### [Supplied information]
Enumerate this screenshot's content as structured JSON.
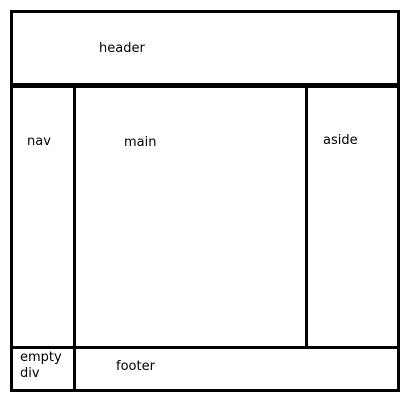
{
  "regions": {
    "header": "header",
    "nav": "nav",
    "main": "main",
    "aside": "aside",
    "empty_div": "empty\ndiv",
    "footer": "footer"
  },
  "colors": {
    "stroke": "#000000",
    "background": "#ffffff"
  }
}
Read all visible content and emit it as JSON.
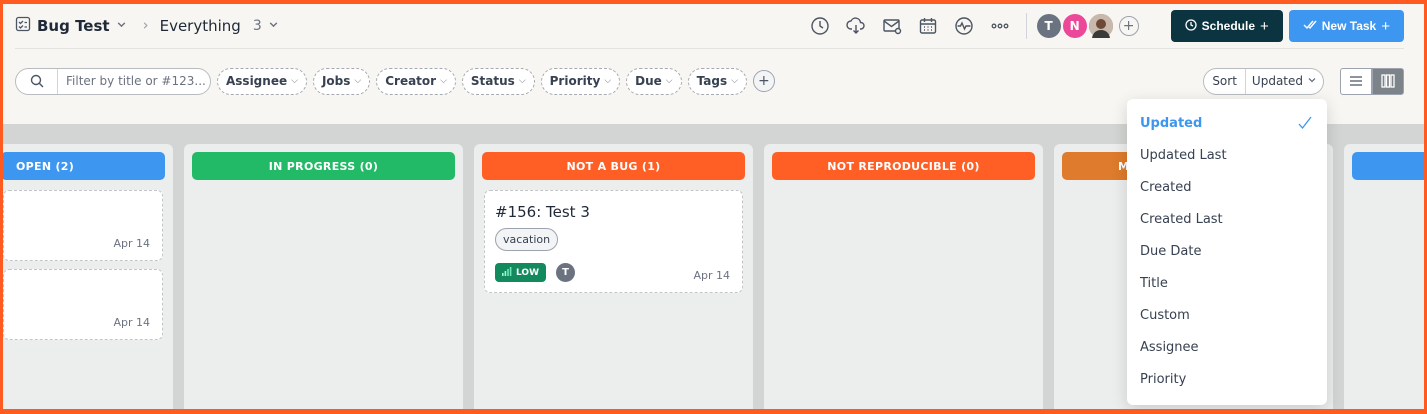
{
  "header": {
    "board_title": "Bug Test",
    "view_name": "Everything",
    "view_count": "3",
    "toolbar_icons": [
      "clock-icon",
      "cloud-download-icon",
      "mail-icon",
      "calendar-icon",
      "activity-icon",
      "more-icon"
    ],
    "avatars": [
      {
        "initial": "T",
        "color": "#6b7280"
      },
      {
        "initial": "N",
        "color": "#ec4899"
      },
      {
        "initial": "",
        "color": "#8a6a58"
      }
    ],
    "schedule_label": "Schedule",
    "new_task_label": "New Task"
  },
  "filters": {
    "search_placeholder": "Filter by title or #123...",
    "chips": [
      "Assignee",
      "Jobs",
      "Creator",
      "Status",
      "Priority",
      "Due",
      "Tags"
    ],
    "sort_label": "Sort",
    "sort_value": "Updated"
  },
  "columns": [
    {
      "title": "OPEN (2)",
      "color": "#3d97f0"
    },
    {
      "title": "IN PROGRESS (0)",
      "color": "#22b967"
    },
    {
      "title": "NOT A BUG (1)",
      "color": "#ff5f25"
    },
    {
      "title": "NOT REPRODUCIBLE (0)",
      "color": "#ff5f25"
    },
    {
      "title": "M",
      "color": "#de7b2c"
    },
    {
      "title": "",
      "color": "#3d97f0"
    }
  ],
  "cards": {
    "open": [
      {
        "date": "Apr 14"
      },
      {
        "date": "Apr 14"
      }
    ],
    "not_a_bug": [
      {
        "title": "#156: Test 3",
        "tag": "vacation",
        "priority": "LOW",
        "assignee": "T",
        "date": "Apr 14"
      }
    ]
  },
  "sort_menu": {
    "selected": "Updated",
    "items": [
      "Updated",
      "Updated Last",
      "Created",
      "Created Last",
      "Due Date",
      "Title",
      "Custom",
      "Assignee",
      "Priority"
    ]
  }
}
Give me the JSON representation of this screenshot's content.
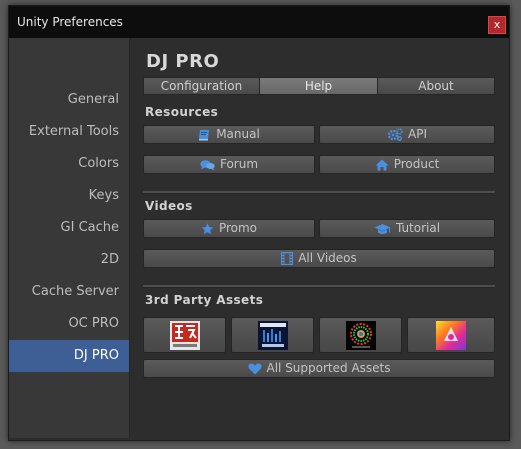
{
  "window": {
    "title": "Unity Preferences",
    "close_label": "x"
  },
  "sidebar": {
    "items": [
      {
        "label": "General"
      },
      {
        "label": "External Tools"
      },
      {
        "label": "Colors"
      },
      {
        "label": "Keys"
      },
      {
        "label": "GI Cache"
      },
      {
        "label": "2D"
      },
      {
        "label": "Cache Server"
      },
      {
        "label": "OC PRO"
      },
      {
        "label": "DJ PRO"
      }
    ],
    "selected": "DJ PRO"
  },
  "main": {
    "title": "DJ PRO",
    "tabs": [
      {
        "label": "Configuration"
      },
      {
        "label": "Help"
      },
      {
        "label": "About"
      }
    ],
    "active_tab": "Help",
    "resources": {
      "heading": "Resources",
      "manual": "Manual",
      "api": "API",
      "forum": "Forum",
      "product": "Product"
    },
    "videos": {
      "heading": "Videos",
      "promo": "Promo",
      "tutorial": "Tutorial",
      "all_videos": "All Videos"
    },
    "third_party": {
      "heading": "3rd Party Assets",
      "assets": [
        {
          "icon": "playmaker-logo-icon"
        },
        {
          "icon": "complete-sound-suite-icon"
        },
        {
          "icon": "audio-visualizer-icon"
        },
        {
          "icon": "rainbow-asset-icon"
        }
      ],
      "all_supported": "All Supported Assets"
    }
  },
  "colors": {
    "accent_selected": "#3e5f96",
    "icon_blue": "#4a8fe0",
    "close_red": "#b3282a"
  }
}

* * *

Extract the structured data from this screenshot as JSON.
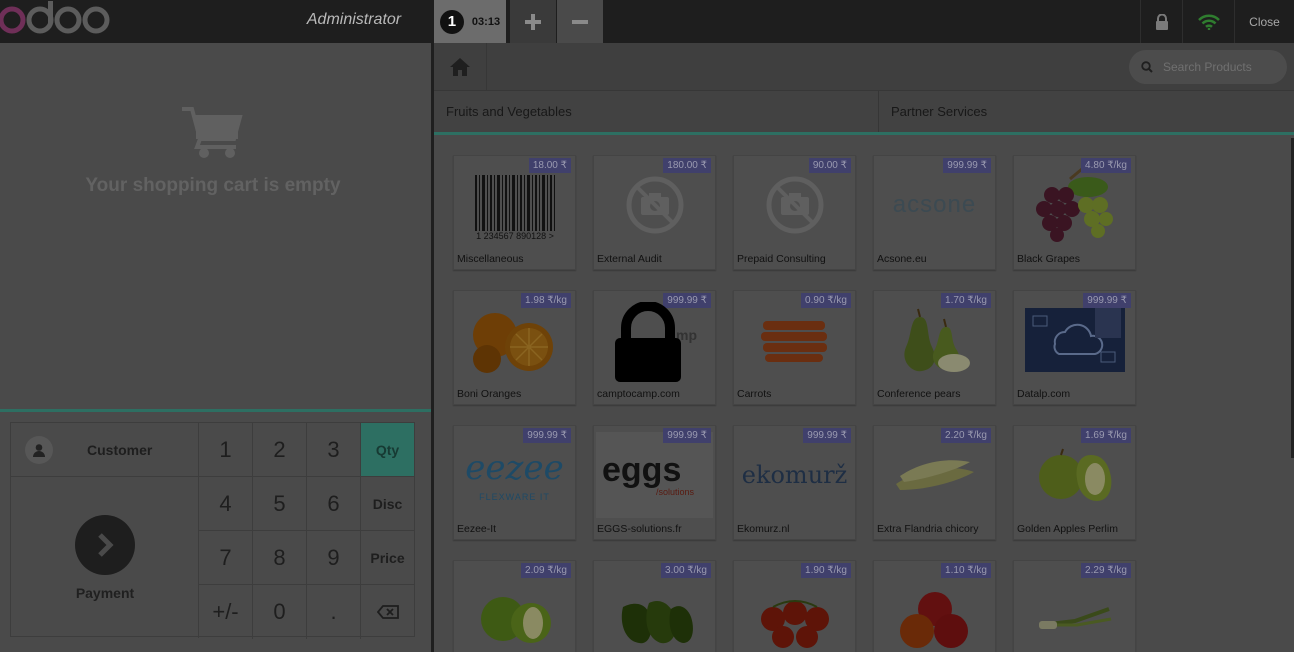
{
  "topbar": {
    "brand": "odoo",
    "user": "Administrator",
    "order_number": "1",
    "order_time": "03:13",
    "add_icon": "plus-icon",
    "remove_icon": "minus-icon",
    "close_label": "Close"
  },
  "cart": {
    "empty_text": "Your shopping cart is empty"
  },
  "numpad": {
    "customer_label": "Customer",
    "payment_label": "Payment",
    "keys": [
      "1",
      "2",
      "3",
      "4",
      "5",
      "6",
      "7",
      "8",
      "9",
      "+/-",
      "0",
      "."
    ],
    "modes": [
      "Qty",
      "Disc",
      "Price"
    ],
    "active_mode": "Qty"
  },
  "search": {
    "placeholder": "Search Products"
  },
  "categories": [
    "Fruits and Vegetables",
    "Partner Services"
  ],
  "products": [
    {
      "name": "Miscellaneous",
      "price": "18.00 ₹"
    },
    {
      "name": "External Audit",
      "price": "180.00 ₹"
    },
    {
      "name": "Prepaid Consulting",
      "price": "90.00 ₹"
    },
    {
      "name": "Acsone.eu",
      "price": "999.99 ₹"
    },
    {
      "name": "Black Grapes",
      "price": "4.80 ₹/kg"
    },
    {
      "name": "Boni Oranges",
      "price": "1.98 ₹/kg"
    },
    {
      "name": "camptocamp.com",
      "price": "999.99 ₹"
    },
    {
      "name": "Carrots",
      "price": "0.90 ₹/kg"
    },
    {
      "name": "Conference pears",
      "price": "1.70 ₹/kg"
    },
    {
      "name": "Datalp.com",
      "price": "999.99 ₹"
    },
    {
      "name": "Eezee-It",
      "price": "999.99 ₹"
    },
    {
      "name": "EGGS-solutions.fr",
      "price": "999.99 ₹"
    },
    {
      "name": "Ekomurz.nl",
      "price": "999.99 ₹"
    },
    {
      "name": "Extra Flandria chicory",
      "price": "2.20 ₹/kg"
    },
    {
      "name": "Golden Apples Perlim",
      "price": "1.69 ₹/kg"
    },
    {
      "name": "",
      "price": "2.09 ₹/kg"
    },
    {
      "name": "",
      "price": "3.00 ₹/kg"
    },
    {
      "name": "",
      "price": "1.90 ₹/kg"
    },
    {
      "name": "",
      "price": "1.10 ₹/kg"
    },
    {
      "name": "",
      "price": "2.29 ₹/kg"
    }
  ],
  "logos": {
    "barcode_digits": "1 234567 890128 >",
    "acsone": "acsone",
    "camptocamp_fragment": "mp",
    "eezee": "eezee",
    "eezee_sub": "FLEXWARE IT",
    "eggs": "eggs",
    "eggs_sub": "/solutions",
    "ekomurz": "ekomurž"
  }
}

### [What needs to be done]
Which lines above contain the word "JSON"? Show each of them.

### [Solution for this task]
Enumerate this screenshot's content as structured JSON.
Read all visible content and emit it as JSON.
Give me the JSON representation of this screenshot's content.
Extract the structured data from this screenshot as JSON.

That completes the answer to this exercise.